* [Exercise instructions]: Please say how many lines in the material include the string "JSON", and nothing else.

------------------------------------

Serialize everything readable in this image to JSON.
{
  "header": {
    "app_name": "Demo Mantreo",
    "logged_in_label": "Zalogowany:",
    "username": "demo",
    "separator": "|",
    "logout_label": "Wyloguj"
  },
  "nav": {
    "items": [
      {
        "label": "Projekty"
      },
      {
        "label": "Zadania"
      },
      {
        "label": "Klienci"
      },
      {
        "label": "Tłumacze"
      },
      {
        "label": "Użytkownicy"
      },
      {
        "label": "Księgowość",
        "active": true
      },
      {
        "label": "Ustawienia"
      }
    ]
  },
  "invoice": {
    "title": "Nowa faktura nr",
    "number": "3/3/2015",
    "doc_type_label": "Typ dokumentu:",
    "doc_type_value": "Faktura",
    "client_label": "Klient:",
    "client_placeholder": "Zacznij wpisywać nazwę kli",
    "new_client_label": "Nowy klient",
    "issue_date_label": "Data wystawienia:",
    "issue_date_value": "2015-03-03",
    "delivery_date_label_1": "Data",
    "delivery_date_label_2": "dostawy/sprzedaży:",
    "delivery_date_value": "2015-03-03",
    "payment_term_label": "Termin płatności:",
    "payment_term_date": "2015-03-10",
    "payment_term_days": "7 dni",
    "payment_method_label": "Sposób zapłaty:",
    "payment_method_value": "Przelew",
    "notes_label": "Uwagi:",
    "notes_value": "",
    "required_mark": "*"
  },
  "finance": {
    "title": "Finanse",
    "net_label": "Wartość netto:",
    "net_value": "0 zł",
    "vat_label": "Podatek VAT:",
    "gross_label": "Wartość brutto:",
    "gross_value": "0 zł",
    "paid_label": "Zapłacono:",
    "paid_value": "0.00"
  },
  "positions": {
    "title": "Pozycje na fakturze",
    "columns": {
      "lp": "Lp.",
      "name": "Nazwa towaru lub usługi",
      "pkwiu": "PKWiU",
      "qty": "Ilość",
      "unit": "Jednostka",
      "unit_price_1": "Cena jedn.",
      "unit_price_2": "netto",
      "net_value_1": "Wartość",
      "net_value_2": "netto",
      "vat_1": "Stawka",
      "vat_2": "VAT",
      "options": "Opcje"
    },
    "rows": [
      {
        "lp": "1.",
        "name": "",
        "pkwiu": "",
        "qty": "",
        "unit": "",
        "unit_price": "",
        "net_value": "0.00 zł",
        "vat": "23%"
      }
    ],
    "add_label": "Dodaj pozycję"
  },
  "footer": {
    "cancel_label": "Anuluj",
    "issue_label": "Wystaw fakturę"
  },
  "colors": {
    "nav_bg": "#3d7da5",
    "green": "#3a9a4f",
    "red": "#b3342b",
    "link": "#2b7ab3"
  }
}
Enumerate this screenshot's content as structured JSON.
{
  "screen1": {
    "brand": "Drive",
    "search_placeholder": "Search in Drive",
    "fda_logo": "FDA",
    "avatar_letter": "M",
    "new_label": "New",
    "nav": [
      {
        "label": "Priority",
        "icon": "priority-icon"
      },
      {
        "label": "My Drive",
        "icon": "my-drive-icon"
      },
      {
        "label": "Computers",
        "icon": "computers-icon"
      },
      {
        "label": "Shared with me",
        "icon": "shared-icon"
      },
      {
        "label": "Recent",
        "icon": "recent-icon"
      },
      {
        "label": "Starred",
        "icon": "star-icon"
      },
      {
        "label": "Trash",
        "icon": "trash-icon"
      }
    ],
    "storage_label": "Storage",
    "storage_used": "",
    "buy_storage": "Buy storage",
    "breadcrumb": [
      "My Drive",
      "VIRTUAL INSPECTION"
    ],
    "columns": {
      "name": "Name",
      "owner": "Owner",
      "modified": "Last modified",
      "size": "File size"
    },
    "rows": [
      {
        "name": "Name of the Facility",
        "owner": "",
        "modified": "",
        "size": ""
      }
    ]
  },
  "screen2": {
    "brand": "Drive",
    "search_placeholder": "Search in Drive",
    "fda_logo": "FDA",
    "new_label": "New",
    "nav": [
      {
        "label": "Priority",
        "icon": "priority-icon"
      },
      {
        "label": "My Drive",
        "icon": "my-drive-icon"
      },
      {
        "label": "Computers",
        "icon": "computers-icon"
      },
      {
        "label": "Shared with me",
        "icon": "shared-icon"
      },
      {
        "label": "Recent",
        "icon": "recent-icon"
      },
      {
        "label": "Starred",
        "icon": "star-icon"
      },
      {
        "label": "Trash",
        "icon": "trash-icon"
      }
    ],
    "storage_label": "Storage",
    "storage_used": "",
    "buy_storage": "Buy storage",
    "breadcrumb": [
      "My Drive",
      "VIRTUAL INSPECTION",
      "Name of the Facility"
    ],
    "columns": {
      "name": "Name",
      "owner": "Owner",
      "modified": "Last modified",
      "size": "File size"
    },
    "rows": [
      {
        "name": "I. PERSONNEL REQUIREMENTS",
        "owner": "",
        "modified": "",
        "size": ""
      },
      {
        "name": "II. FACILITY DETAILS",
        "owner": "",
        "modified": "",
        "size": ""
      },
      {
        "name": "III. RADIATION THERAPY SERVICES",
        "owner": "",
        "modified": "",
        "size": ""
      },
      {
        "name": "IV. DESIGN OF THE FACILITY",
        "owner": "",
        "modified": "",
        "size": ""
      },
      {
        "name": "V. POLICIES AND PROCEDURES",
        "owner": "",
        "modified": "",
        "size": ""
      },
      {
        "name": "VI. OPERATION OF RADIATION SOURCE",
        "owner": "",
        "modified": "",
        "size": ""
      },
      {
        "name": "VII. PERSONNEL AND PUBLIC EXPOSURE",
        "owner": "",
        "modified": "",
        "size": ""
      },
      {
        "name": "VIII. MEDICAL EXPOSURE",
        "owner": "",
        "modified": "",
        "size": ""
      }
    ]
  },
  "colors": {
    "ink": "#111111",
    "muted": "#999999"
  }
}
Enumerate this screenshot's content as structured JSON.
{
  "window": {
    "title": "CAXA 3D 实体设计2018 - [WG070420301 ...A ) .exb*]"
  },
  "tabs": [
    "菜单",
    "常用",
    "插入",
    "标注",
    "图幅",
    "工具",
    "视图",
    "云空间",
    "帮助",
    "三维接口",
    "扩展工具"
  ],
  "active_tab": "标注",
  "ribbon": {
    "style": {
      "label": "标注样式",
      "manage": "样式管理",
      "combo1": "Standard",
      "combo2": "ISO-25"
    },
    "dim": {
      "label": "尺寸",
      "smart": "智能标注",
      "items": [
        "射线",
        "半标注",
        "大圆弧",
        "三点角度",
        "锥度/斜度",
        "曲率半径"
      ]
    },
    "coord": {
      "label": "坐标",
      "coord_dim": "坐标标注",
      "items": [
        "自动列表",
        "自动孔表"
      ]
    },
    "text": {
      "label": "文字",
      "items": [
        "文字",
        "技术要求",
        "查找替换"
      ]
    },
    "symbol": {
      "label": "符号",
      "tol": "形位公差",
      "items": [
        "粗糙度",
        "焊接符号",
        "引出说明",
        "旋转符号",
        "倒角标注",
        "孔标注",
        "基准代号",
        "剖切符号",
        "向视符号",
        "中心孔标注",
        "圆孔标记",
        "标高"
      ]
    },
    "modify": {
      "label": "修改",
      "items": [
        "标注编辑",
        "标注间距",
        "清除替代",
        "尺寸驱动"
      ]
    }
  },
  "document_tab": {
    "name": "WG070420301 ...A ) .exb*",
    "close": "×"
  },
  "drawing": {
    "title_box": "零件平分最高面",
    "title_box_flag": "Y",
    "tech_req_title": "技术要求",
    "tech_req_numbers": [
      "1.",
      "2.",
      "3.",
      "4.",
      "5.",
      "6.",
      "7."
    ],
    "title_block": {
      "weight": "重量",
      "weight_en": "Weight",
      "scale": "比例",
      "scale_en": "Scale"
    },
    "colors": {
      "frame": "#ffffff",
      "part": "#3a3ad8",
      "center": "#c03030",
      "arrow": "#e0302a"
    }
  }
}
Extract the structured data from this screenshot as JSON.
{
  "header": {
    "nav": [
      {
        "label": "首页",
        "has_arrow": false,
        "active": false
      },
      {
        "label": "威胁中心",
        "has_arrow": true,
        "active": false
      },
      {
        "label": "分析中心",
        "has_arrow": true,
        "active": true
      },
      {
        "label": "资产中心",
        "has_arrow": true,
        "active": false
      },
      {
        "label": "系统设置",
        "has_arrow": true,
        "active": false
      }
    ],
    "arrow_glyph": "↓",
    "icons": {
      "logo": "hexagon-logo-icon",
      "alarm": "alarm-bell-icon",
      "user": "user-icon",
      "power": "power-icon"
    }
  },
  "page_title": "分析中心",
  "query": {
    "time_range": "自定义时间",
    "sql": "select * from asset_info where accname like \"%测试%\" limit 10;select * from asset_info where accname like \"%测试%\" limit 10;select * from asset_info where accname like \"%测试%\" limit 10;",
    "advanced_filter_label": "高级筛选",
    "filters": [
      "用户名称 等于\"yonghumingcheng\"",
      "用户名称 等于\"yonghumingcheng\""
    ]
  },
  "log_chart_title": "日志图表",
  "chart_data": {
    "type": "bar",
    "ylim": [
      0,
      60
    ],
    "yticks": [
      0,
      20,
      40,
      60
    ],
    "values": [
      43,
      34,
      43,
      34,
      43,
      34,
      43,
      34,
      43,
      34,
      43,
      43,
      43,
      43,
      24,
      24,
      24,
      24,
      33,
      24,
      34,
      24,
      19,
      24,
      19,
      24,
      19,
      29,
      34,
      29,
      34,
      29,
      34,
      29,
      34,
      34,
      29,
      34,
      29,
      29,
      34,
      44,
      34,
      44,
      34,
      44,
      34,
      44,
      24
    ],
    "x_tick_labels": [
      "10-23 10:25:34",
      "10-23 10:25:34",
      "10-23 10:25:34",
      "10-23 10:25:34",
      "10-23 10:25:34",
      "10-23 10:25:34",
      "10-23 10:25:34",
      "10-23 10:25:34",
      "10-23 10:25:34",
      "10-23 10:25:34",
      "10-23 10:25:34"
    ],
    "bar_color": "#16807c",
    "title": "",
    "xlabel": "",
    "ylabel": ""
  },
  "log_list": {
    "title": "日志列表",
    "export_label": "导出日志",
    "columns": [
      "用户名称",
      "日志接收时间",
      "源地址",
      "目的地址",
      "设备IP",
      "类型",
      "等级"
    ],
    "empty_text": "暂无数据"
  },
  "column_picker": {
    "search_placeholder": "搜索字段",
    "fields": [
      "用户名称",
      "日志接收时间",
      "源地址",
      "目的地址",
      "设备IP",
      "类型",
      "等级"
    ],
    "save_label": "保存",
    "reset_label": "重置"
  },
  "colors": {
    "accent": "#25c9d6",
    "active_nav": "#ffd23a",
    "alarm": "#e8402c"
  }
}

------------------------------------

* [Answer area]: 4